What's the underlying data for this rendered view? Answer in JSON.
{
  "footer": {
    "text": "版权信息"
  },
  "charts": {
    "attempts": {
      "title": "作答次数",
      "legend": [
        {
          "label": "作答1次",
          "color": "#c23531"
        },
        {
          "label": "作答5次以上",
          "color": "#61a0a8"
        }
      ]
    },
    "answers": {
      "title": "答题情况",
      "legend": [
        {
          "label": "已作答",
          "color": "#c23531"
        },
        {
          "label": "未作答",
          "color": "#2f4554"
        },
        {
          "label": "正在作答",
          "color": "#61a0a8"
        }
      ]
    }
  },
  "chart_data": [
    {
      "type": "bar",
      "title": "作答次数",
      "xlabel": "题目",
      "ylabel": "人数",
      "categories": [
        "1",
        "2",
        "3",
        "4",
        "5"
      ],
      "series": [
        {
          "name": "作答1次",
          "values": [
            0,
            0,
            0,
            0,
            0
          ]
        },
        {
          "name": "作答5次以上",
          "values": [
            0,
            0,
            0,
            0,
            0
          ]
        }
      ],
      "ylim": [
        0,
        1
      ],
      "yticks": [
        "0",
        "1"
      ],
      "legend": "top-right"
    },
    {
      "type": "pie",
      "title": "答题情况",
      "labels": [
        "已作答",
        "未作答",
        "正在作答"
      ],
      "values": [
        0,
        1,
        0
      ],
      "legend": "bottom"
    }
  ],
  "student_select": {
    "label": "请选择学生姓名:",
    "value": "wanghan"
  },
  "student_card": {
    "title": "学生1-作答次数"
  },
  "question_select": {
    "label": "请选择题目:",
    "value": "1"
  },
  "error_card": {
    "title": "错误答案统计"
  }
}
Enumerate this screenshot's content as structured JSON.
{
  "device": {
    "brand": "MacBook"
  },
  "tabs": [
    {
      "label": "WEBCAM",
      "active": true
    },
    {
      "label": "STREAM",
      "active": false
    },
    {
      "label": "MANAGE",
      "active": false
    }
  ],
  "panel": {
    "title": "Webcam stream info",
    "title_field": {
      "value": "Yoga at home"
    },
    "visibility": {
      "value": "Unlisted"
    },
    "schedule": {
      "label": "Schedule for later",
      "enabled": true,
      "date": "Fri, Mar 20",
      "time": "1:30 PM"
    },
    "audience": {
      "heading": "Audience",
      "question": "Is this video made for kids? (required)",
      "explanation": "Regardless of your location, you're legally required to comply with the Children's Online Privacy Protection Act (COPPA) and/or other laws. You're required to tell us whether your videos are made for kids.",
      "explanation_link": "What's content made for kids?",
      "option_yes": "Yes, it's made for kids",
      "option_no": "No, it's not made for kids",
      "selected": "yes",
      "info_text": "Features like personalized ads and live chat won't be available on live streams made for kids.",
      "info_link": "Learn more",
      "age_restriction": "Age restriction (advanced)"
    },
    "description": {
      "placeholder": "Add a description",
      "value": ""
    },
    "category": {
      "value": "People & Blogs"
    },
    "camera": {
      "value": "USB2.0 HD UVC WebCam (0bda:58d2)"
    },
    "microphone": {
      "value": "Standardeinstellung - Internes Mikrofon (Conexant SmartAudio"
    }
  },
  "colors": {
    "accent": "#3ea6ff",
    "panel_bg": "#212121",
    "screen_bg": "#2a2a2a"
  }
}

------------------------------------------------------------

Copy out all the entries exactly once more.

=== RESPONSE TO THIS EXERCISE ===
What's the underlying data for this rendered view? Answer in JSON.
{
  "footer": {
    "text": "版权信息"
  },
  "charts": {
    "attempts": {
      "title": "作答次数",
      "legend": [
        {
          "label": "作答1次",
          "color": "#c23531"
        },
        {
          "label": "作答5次以上",
          "color": "#61a0a8"
        }
      ]
    },
    "answers": {
      "title": "答题情况",
      "legend": [
        {
          "label": "已作答",
          "color": "#c23531"
        },
        {
          "label": "未作答",
          "color": "#2f4554"
        },
        {
          "label": "正在作答",
          "color": "#61a0a8"
        }
      ]
    }
  },
  "chart_data": [
    {
      "type": "bar",
      "title": "作答次数",
      "xlabel": "题目",
      "ylabel": "人数",
      "categories": [
        "1",
        "2",
        "3",
        "4",
        "5"
      ],
      "series": [
        {
          "name": "作答1次",
          "values": [
            0,
            0,
            0,
            0,
            0
          ]
        },
        {
          "name": "作答5次以上",
          "values": [
            0,
            0,
            0,
            0,
            0
          ]
        }
      ],
      "ylim": [
        0,
        1
      ],
      "yticks": [
        "0",
        "1"
      ],
      "legend": "top-right"
    },
    {
      "type": "pie",
      "title": "答题情况",
      "labels": [
        "已作答",
        "未作答",
        "正在作答"
      ],
      "values": [
        0,
        1,
        0
      ],
      "legend": "bottom"
    }
  ],
  "student_select": {
    "label": "请选择学生姓名:",
    "value": "wanghan"
  },
  "student_card": {
    "title": "学生1-作答次数"
  },
  "question_select": {
    "label": "请选择题目:",
    "value": "1"
  },
  "error_card": {
    "title": "错误答案统计"
  }
}
Enumerate this screenshot's content as structured JSON.
{
  "device": {
    "brand": "MacBook"
  },
  "tabs": [
    {
      "label": "WEBCAM",
      "active": true
    },
    {
      "label": "STREAM",
      "active": false
    },
    {
      "label": "MANAGE",
      "active": false
    }
  ],
  "panel": {
    "title": "Webcam stream info",
    "title_field": {
      "value": "Yoga at home"
    },
    "visibility": {
      "value": "Unlisted"
    },
    "schedule": {
      "label": "Schedule for later",
      "enabled": true,
      "date": "Fri, Mar 20",
      "time": "1:30 PM"
    },
    "audience": {
      "heading": "Audience",
      "question": "Is this video made for kids? (required)",
      "explanation": "Regardless of your location, you're legally required to comply with the Children's Online Privacy Protection Act (COPPA) and/or other laws. You're required to tell us whether your videos are made for kids.",
      "explanation_link": "What's content made for kids?",
      "option_yes": "Yes, it's made for kids",
      "option_no": "No, it's not made for kids",
      "selected": "yes",
      "info_text": "Features like personalized ads and live chat won't be available on live streams made for kids.",
      "info_link": "Learn more",
      "age_restriction": "Age restriction (advanced)"
    },
    "description": {
      "placeholder": "Add a description",
      "value": ""
    },
    "category": {
      "value": "People & Blogs"
    },
    "camera": {
      "value": "USB2.0 HD UVC WebCam (0bda:58d2)"
    },
    "microphone": {
      "value": "Standardeinstellung - Internes Mikrofon (Conexant SmartAudio"
    }
  },
  "colors": {
    "accent": "#3ea6ff",
    "panel_bg": "#212121",
    "screen_bg": "#2a2a2a"
  }
}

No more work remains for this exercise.